The remaining three witnesses, all called by Democrats, will argue for impeachment, according to statements obtained by reporters.
Michael Gerhardt of the University of North Carolina at Chapel Hill argues: “If congress fails to impeach here, then the impeachment process has lost all meaning.”
The political risks are high for all parties as the house presses only the fourth presidential impeachment inquiry in US history.
The Trump-Ukraine Impeachment Inquiry Report provides a detailed account of a shadow diplomacy run by Mr Trump’s lawyer Rudy Giuliani, resulting in layers of allegations that can be distilled into specific acts, like bribery or obstruction, and the more amorphous allegation that Mr Trump abused his power by putting his interests above the nation.
Based on two months of investigation sparked by an anonymous government whistleblower’s complaint, the report relies heavily on testimony from current and former US officials who defied White House orders not to appear.
The inquiry found that Mr Trump “solicited the interference of a foreign government, Ukraine, to benefit his reelection,” Mr Schiff wrote in the report’s preface.

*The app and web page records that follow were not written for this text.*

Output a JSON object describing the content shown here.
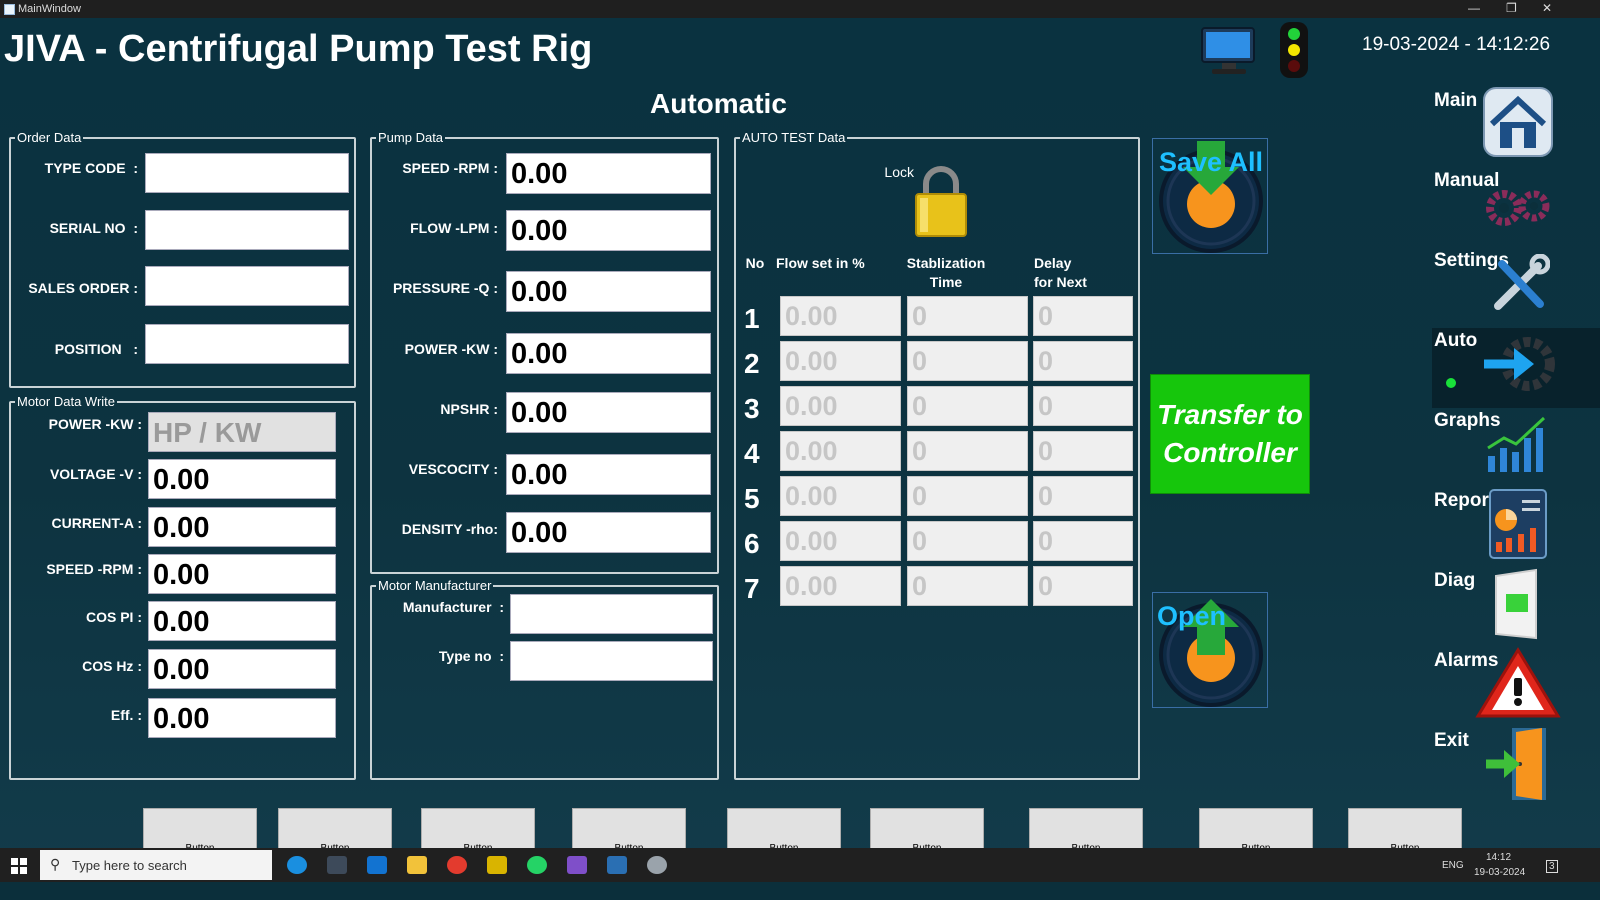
{
  "window": {
    "title": "MainWindow"
  },
  "app": {
    "title": "JIVA - Centrifugal Pump Test Rig",
    "datetime": "19-03-2024 - 14:12:26",
    "mode": "Automatic"
  },
  "order_data": {
    "legend": "Order Data",
    "fields": [
      {
        "label": "TYPE CODE",
        "value": ""
      },
      {
        "label": "SERIAL NO",
        "value": ""
      },
      {
        "label": "SALES ORDER",
        "value": ""
      },
      {
        "label": "POSITION",
        "value": ""
      }
    ]
  },
  "motor_data": {
    "legend": "Motor Data Write",
    "fields": [
      {
        "label": "POWER -KW",
        "value": "HP  / KW"
      },
      {
        "label": "VOLTAGE -V",
        "value": "0.00"
      },
      {
        "label": "CURRENT-A",
        "value": "0.00"
      },
      {
        "label": "SPEED -RPM",
        "value": "0.00"
      },
      {
        "label": "COS PI",
        "value": "0.00"
      },
      {
        "label": "COS Hz",
        "value": "0.00"
      },
      {
        "label": "Eff.",
        "value": "0.00"
      }
    ]
  },
  "pump_data": {
    "legend": "Pump Data",
    "fields": [
      {
        "label": "SPEED -RPM",
        "value": "0.00"
      },
      {
        "label": "FLOW -LPM",
        "value": "0.00"
      },
      {
        "label": "PRESSURE -Q",
        "value": "0.00"
      },
      {
        "label": "POWER -KW",
        "value": "0.00"
      },
      {
        "label": "NPSHR",
        "value": "0.00"
      },
      {
        "label": "VESCOCITY",
        "value": "0.00"
      },
      {
        "label": "DENSITY -rho",
        "value": "0.00"
      }
    ]
  },
  "motor_manufacturer": {
    "legend": "Motor Manufacturer",
    "fields": [
      {
        "label": "Manufacturer",
        "value": ""
      },
      {
        "label": "Type no",
        "value": ""
      }
    ]
  },
  "auto_test": {
    "legend": "AUTO TEST Data",
    "lock_label": "Lock",
    "headers": {
      "no": "No",
      "flow": "Flow set in %",
      "stab": "Stablization\nTime",
      "delay": "Delay\nfor Next"
    },
    "rows": [
      {
        "no": "1",
        "flow": "0.00",
        "stab": "0",
        "delay": "0"
      },
      {
        "no": "2",
        "flow": "0.00",
        "stab": "0",
        "delay": "0"
      },
      {
        "no": "3",
        "flow": "0.00",
        "stab": "0",
        "delay": "0"
      },
      {
        "no": "4",
        "flow": "0.00",
        "stab": "0",
        "delay": "0"
      },
      {
        "no": "5",
        "flow": "0.00",
        "stab": "0",
        "delay": "0"
      },
      {
        "no": "6",
        "flow": "0.00",
        "stab": "0",
        "delay": "0"
      },
      {
        "no": "7",
        "flow": "0.00",
        "stab": "0",
        "delay": "0"
      }
    ]
  },
  "actions": {
    "save_all": "Save All",
    "transfer": "Transfer to\nController",
    "open": "Open"
  },
  "nav": [
    "Main",
    "Manual",
    "Settings",
    "Auto",
    "Graphs",
    "Reports",
    "Diag",
    "Alarms",
    "Exit"
  ],
  "bottom_buttons": [
    "Button",
    "Button",
    "Button",
    "Button",
    "Button",
    "Button",
    "Button",
    "Button",
    "Button"
  ],
  "taskbar": {
    "search_placeholder": "Type here to search",
    "lang": "ENG",
    "time": "14:12",
    "date": "19-03-2024",
    "notif_count": "3"
  },
  "colors": {
    "background": "#0b2f3b",
    "transfer_green": "#16c60c",
    "save_blue": "#1e90ff",
    "accent_orange": "#f7941d"
  },
  "icons": [
    "computer-icon",
    "traffic-light-icon",
    "lock-icon",
    "home-icon",
    "gears-icon",
    "tools-icon",
    "arrow-gear-icon",
    "bar-graph-icon",
    "report-icon",
    "diag-switch-icon",
    "alarm-warning-icon",
    "exit-door-icon"
  ]
}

In doing so, the president “sought to undermine the integrity of the US presidential election process, and endangered US national security”.
Possible grounds for impeachment are focused on whether Mr Trump abused his office as he pressed Ukrainian leader Volodymyr Zelenskiy to open investigations into Mr Trump’s political rivals.
At the time, Mr Trump was withholding military aid, jeopardising key support as Ukraine faces an aggressive Russia at its border.
The report also accuses Mr Trump of obstruction, becoming the “first and only” president in US history to “openly and indiscriminately” defy the house’s constitutional authority to conduct the impeachment proceedings by instructing officials not to comply with subpoenas for documents and testimony.